One of the most noteworthy and popular sociology books of all time, The McDonaldization of Society demonstrates the power of the sociological imagination to today's readers in a way that few books have been able to do. It is ideal for use in a wide range of undergraduate courses and will be of equal interest to anyone intersted in social criticism. This book links a large number of social phenomena to McDonaldization, some which are directly affected by the principles of the fast-food restaurant and others where the effect is more indirect. Key Features of the new edition: - brand new chapter examining the Starbucks phenomenon and its relationship to McDonaldization - updated examples of McDonaldization, including online dating services (e.g. match.com), Viagra, MDMA (ecstasy), text-messaging, Ikea, megachurches, and more - provides an increased focus on globalization from the prior edition, including an examination into the relationship between McDonaldization and the environment
Table of Contents

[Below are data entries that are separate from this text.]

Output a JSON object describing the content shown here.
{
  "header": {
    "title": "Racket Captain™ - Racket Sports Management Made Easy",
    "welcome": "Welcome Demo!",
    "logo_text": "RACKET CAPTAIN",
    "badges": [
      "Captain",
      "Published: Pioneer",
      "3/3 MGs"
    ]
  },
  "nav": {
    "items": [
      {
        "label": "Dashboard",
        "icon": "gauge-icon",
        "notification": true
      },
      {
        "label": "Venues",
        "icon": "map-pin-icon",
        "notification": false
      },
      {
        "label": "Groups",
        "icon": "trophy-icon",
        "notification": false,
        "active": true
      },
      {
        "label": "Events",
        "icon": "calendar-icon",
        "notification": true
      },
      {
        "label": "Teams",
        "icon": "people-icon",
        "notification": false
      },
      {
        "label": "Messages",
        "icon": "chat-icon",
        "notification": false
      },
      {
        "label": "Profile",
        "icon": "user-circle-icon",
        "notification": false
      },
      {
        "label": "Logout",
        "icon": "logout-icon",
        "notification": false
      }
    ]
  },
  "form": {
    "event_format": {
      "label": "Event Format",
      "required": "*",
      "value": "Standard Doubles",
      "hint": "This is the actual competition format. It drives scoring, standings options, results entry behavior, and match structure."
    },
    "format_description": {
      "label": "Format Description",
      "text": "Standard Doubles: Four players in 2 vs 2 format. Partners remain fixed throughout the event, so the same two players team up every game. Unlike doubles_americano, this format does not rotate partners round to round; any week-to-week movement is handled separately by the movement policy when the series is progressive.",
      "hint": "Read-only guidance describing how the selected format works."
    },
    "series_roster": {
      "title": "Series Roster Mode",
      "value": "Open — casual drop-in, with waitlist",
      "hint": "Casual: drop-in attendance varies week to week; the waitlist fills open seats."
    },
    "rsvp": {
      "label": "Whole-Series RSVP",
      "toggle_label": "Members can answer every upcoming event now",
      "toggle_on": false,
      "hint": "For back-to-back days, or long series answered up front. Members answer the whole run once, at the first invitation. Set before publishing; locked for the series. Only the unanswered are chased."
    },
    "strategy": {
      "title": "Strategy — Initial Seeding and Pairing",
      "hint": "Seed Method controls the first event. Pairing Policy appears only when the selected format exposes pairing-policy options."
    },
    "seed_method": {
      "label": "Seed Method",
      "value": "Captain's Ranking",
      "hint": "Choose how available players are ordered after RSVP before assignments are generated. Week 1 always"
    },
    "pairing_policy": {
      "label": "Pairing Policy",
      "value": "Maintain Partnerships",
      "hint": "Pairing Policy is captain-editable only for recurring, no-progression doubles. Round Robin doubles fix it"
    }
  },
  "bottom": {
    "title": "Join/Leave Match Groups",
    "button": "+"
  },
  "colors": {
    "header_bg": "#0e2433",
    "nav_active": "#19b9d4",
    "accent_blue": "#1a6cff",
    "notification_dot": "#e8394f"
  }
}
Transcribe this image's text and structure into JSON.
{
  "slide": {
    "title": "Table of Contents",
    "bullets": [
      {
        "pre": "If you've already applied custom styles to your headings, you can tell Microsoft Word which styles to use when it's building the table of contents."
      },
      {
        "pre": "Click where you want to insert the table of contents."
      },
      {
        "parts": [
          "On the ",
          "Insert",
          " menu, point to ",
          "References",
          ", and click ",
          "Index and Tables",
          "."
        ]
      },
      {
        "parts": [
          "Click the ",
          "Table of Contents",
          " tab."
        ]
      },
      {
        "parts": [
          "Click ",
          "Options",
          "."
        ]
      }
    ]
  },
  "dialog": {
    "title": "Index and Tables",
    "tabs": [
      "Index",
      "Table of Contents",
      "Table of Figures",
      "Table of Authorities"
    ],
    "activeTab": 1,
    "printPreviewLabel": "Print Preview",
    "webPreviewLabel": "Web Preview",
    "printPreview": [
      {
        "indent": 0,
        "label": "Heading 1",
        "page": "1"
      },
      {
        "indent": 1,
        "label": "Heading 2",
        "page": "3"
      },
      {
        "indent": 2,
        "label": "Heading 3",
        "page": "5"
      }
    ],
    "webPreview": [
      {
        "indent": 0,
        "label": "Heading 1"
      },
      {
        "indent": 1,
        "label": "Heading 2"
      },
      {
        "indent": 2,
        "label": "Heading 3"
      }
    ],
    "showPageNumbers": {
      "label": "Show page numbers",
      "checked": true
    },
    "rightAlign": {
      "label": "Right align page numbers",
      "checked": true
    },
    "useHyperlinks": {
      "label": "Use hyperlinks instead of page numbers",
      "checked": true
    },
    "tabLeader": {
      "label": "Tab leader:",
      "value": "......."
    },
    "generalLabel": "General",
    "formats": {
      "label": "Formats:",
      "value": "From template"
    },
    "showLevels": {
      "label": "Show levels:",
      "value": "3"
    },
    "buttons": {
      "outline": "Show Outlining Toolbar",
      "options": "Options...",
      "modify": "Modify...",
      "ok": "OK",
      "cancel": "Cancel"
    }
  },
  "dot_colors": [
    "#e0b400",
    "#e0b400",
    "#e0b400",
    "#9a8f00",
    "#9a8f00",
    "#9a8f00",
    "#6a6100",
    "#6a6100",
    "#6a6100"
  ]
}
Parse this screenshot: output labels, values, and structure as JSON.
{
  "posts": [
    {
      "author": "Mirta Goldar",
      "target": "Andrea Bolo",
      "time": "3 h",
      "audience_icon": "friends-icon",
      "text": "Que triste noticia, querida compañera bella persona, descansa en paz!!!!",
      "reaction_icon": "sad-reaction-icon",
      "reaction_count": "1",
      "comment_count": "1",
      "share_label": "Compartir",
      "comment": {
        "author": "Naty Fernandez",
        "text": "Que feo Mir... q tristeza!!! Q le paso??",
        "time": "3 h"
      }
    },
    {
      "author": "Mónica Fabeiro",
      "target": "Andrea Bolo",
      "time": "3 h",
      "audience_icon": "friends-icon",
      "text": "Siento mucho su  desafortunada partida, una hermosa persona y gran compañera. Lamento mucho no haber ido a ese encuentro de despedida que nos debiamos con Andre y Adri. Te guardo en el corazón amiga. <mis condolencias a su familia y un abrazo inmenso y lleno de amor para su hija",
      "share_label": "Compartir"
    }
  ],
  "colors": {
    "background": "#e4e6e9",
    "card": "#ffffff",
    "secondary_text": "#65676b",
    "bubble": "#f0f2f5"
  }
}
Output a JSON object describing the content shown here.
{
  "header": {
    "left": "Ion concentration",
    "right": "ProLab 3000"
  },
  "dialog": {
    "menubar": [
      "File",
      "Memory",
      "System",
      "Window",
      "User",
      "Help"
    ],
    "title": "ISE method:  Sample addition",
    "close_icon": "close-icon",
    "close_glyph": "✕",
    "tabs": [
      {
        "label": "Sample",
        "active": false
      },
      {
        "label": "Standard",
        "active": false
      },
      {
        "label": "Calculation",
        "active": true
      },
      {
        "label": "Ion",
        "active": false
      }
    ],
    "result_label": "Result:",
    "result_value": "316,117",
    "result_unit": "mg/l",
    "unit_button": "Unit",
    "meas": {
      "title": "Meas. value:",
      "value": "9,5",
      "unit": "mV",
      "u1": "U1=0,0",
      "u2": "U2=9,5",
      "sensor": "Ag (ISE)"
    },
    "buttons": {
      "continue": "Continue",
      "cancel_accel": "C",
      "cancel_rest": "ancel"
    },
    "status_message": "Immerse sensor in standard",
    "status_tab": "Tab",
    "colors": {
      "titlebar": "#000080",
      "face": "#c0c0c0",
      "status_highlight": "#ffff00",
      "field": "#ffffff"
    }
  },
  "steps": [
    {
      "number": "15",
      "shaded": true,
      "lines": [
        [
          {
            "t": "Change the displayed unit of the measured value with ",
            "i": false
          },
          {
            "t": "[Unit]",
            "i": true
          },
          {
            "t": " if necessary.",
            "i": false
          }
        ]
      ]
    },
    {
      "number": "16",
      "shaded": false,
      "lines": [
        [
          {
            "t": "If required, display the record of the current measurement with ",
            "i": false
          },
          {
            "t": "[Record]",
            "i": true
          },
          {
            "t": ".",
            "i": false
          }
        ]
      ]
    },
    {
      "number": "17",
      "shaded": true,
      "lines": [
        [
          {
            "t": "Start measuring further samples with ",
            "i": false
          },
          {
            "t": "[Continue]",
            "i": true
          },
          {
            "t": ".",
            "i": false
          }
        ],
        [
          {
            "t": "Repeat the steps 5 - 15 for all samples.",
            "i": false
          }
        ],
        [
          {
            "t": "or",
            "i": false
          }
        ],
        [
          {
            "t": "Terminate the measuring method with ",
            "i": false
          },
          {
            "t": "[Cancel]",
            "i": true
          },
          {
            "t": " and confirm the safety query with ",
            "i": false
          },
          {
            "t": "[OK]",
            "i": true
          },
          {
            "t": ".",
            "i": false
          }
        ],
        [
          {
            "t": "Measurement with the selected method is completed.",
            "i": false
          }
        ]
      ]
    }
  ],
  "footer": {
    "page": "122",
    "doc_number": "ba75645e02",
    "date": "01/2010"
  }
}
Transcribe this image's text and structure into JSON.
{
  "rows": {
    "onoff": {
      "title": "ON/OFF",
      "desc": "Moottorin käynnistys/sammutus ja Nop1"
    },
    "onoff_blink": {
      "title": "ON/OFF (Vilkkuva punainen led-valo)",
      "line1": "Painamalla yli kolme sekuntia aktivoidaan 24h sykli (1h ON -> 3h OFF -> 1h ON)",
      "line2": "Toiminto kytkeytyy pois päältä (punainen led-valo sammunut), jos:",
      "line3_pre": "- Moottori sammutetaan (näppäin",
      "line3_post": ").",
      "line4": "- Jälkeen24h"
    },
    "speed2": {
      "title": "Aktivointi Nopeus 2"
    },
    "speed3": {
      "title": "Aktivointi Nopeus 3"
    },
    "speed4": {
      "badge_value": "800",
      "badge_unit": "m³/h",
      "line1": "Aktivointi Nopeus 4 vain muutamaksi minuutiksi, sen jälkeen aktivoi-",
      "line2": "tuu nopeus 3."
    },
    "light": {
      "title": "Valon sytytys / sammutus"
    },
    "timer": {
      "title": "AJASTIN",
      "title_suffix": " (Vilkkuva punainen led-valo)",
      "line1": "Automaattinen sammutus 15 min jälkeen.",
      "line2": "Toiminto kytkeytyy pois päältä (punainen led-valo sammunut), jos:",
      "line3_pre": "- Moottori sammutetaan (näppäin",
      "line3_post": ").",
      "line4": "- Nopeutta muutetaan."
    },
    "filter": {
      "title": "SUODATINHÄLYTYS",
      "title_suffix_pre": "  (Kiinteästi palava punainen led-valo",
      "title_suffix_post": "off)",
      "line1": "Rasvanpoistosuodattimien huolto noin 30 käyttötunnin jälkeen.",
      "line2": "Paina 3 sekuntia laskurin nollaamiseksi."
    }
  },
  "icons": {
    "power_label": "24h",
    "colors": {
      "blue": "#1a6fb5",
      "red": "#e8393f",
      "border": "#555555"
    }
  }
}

Preface Chapter 1: An Introduction to McDonaldization McDonald's as a Global Icon The Long Arm of McDonaldization The Dimensions of McDonaldization Critique of McDonaldization: The Irrationality of Rationality Illustrating the Dimensions of McDonaldization: The Case of Ikea The Advantages of McDonaldization What Isn't McDonaldized? A Look Ahead Chapter 2: The Past, Present, and Future of McDonaldization: From the Iron Cage to the Fast-Food Factory and Beyond Bureaucratization: Making Life More Rational The Holocaust: Mass-Produced Death Scientific Management: Finding the One Best Way The Assembly Line: Turning Workers Into Robots Levittown: Putting Up Houses -- "Boom, Boom, Boom" Shopping Centers: Malling America McDonald's: Creating the "Fast-Food Factory" McDonaldization and Contemporary Social Changes Chapter 3: Efficiency: Drive-Throughs and Finger Foods Streamlining the Process Simplifying the Product Putting Customers to Work Chapter 4: Calculability: Big Macs and Little Chips Emphasizing Quantity Rather Than Quality of Products Reducing Production and Service to Numbers Chapter 5: Predictability: It Never Rains on Those Little Houses on the Hillside Creating Predicatable Settings Scripting Interaction With Customers Making Employee Behavior Predictable Creating Predictable Products and Processes Minimizing Danger and Unpleasantness Chapter 6: Control: Human and Nonhuman Robots Controlling Employees Controlling Customers Controlling the Process and the Product The Ultimate Examples of Control: Birth and Death? Chapter 7: The Irrationality of Rationality: Traffic Jams on Those "Happy Trails" Inefficiency: Long Lines at the Checkout High Cost: Better Off at Home False Friendliness: "Hi, George" Disenchantment: Where's the Magic? Health and Environmental Hazards: Even Your Pets Are at Risk Homogenization: It's No Different in Paris Dehumanization: Getting Hosed at "Trough and Brew" Chapter 8: Globalization and McDonaldization: Does It All Amount to ... "Nothing"? Globalization McDonaldization and Grobalization Nothing-Something and McDonaldization Nothing-Something and Grobalization-Glocalization The Case for McDonaldization as an Example of the Glocalization of Something The Case for McDonaldization as an Example of the Grobalization of Nothing Chapter 9: Dealing With McDonaldization: A Practical Guide Creating "Reasonable" Alternatives: Sometimes You Really Do Have to Break the Rules Fighting Back Collectively: Saving Hearts, Minds, Taste Buds, and the Piazza di Spagna Coping Individually: "Skunk Works," Blindfolded Children, and Fantasy Worlds Some Concluding Thoughts Chapter 10: The Starbuckization of Society? Howard Schultz and the Founding of the Starbucks Empire: No More Swill What Has Starbucks Added to, or Removed From, the McDonald's Model? Should the Concept of "Starbuckization" Replace "McDonaldization"? The "Starbucks Effect" The Convergence of Starbucks and McDonald's Notes Bibliography Index About the Author
George Ritzer is Distinguished University Professor at the University of Maryland, where he has also been a Distinguished Scholar-Teacher and won a Teaching Excellence Award. He was awarded the 2000 distinguished Contributions to Teaching Award by the American Sociological Association and an honorary doctorate from LaTrobe University in australia. He is best-known for The McDonaldization of Society (translated into over a dozen languages) and McDonaldization: The Reader 3 as well as several related books, including expressing America: A Critique of the Global Credit Card Society, Enchanting a Disenchanted World 3, The Globalization of Nothing 2, Globalization: A Basic Text, and The Outsourcing of Everything (forthcoming, with Craig Lair). He is the Editor of the Encyclopedia of Social Theory (2 vols.), the Encyclopedia of Sociology (11 vols.), is currently editing the Encyclopedia of Globalization (5 vols.), and is Founding Editor of the Journal of Consumer Culture.